Page and application data records
┏━━

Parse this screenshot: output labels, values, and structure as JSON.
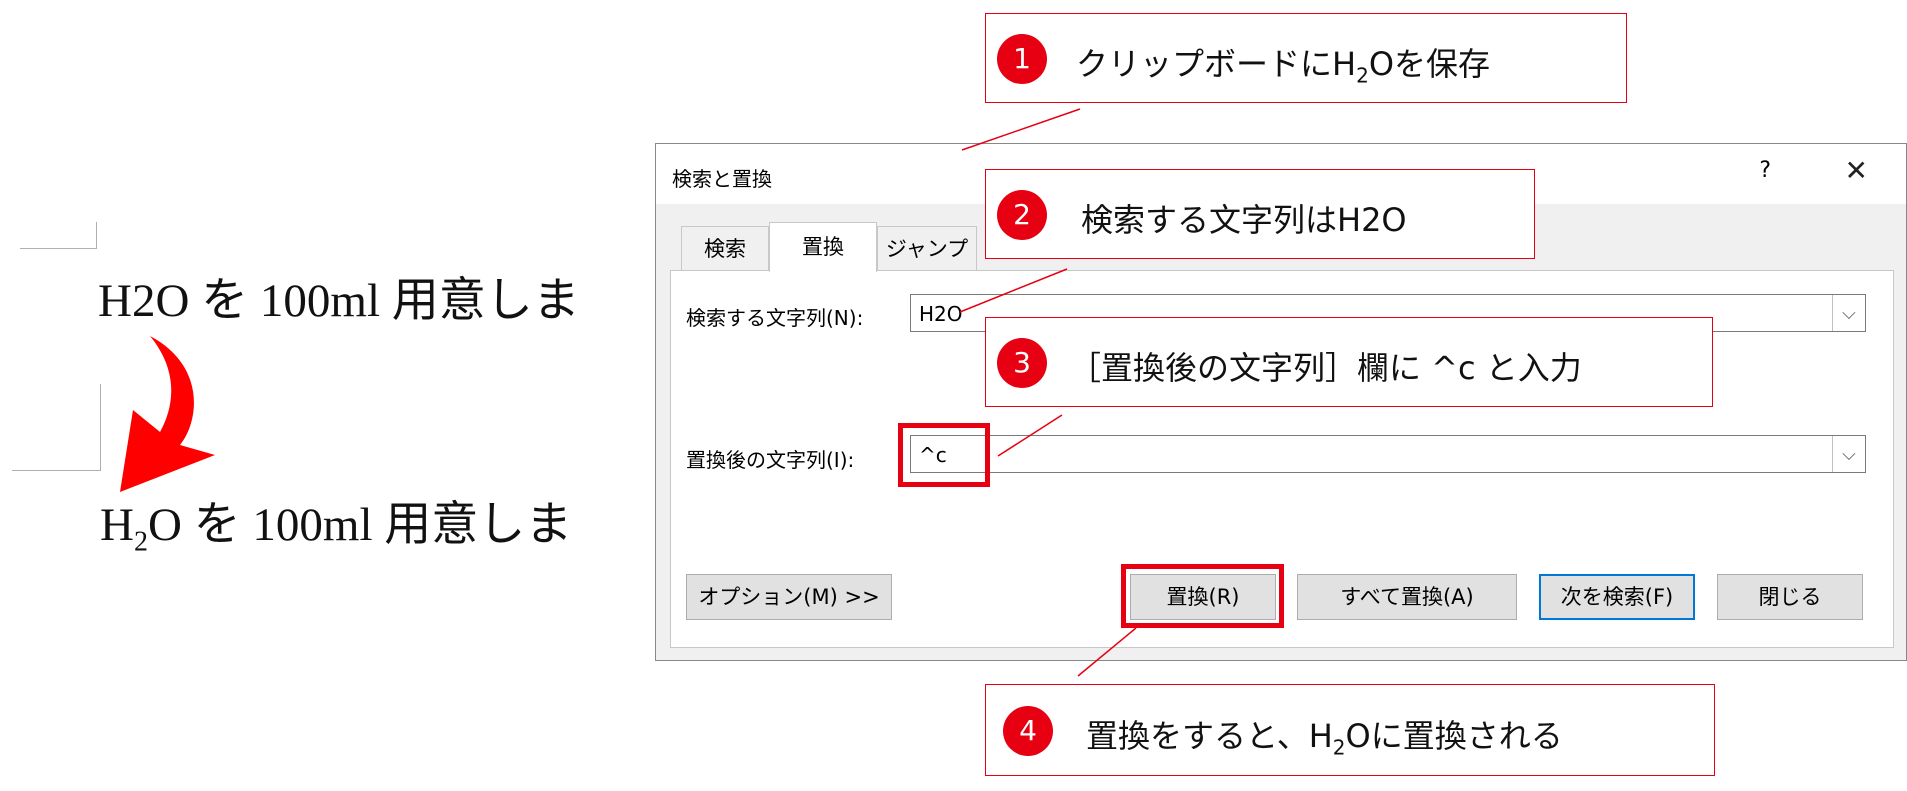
{
  "document": {
    "line1": "H2O を 100ml 用意しま",
    "line2_prefix": "H",
    "line2_sub": "2",
    "line2_suffix": "O を 100ml 用意しま"
  },
  "dialog": {
    "title": "検索と置換",
    "help_label": "?",
    "close_label": "✕",
    "tabs": [
      {
        "label": "検索",
        "active": false
      },
      {
        "label": "置換",
        "active": true
      },
      {
        "label": "ジャンプ",
        "active": false
      }
    ],
    "find_label": "検索する文字列(N):",
    "find_value": "H2O",
    "replace_label": "置換後の文字列(I):",
    "replace_value": "^c",
    "buttons": {
      "options": "オプション(M) >>",
      "replace": "置換(R)",
      "replace_all": "すべて置換(A)",
      "find_next": "次を検索(F)",
      "close": "閉じる"
    }
  },
  "callouts": [
    {
      "num": "1",
      "text_pre": "クリップボードにH",
      "text_sub": "2",
      "text_post": "Oを保存"
    },
    {
      "num": "2",
      "text": "検索する文字列はH2O"
    },
    {
      "num": "3",
      "text": "［置換後の文字列］欄に ^c と入力"
    },
    {
      "num": "4",
      "text_pre": "置換をすると、H",
      "text_sub": "2",
      "text_post": "Oに置換される"
    }
  ],
  "colors": {
    "accent_red": "#e60012",
    "focus_blue": "#0078d7",
    "dialog_bg": "#f0f0f0"
  }
}
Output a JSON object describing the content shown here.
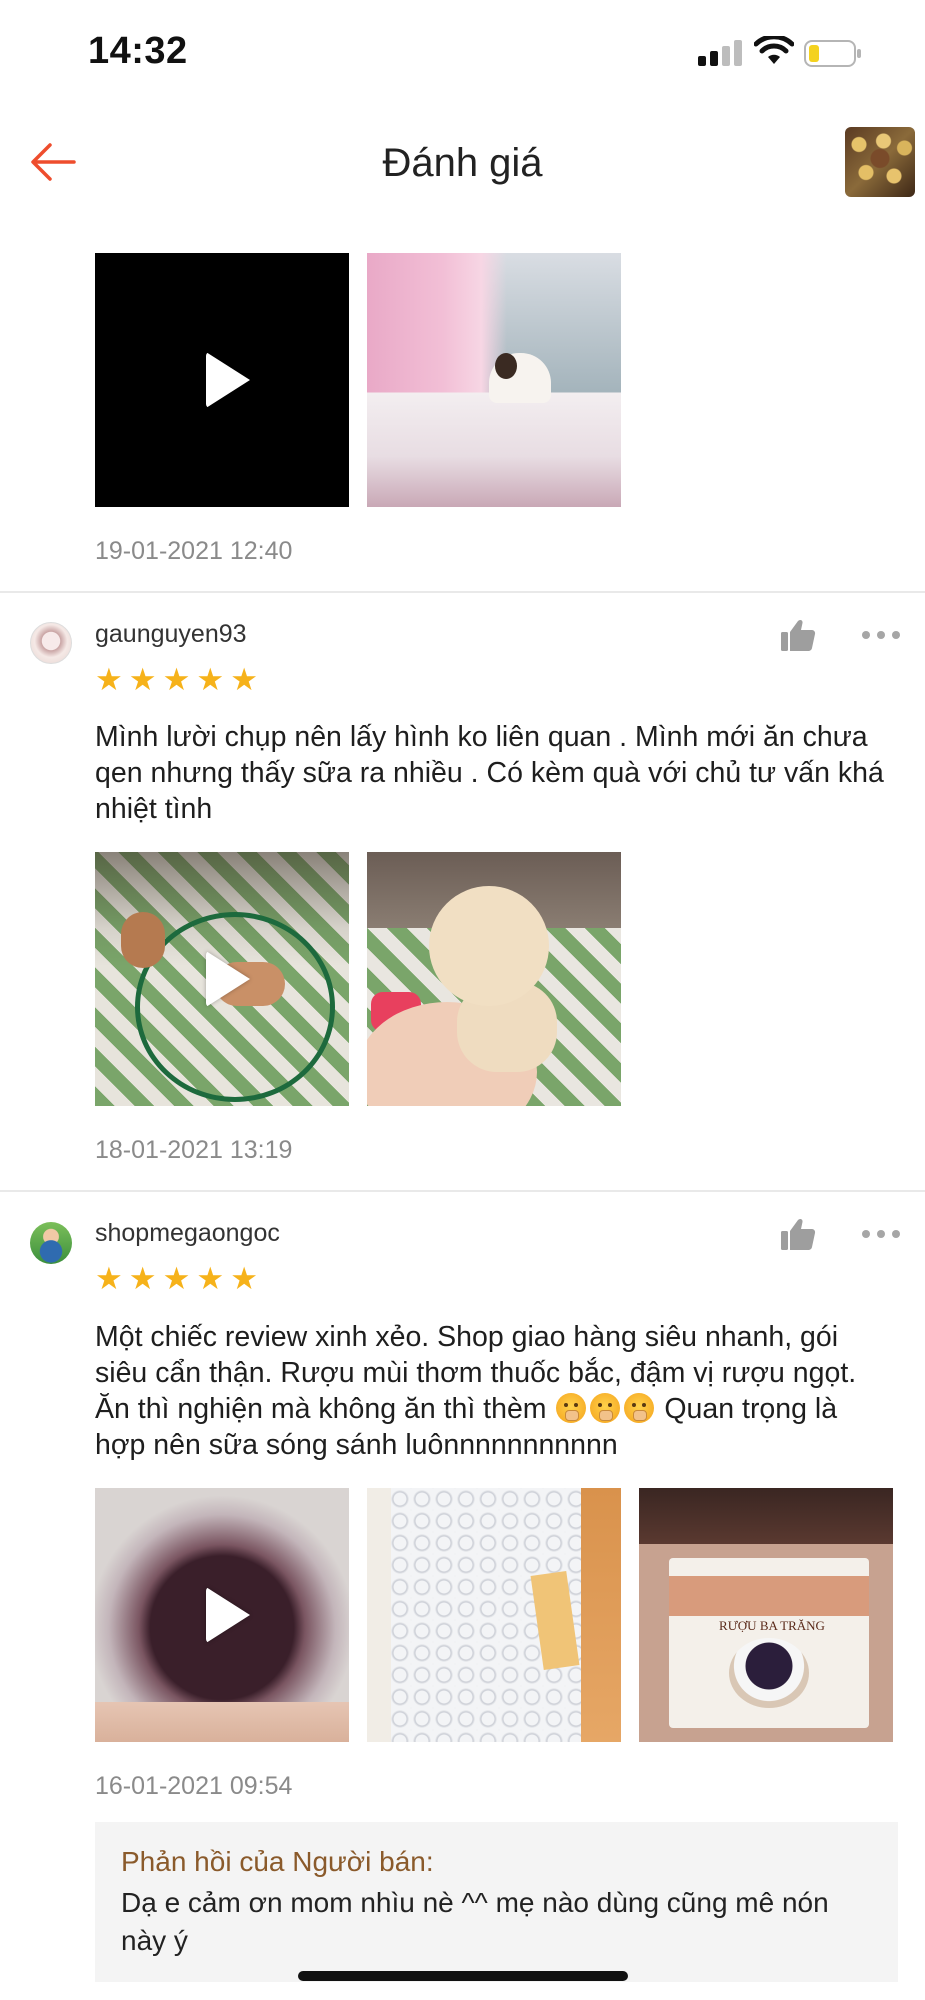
{
  "status_bar": {
    "time": "14:32"
  },
  "header": {
    "title": "Đánh giá"
  },
  "reviews": [
    {
      "date": "19-01-2021 12:40",
      "media": [
        {
          "kind": "video"
        },
        {
          "kind": "photo"
        }
      ]
    },
    {
      "username": "gaunguyen93",
      "rating": 5,
      "stars": [
        "★",
        "★",
        "★",
        "★",
        "★"
      ],
      "text": "Mình lười chụp nên lấy hình ko liên quan . Mình mới ăn chưa qen nhưng thấy sữa ra nhiều . Có kèm quà với chủ tư vấn khá nhiệt tình",
      "date": "18-01-2021 13:19",
      "media": [
        {
          "kind": "video"
        },
        {
          "kind": "photo"
        }
      ]
    },
    {
      "username": "shopmegaongoc",
      "rating": 5,
      "stars": [
        "★",
        "★",
        "★",
        "★",
        "★"
      ],
      "text_before_emoji": "Một chiếc review xinh xẻo. Shop giao hàng siêu nhanh, gói siêu cẩn thận. Rượu mùi thơm thuốc bắc, đậm vị rượu ngọt. Ăn thì nghiện mà không ăn thì thèm",
      "text_after_emoji": "Quan trọng là hợp nên sữa sóng sánh luônnnnnnnnnnn",
      "emoji_count": 3,
      "date": "16-01-2021 09:54",
      "media": [
        {
          "kind": "video"
        },
        {
          "kind": "photo"
        },
        {
          "kind": "photo",
          "label_text": "RƯỢU BA TRĂNG"
        }
      ],
      "seller_reply": {
        "title": "Phản hồi của Người bán:",
        "text": "Dạ e cảm ơn mom nhìu nè ^^ mẹ nào dùng cũng mê nón này ý"
      }
    }
  ],
  "colors": {
    "accent": "#ee4d2d",
    "star": "#f6b21a",
    "seller_title": "#8a5a2b",
    "date": "#8a8a8a"
  },
  "icons": [
    "back-arrow-icon",
    "like-icon",
    "more-icon",
    "play-icon",
    "signal-icon",
    "wifi-icon",
    "battery-icon"
  ]
}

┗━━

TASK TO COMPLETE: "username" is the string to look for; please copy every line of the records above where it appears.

EXPECTED OUTPUT:
      "username": "gaunguyen93",
      "username": "shopmegaongoc",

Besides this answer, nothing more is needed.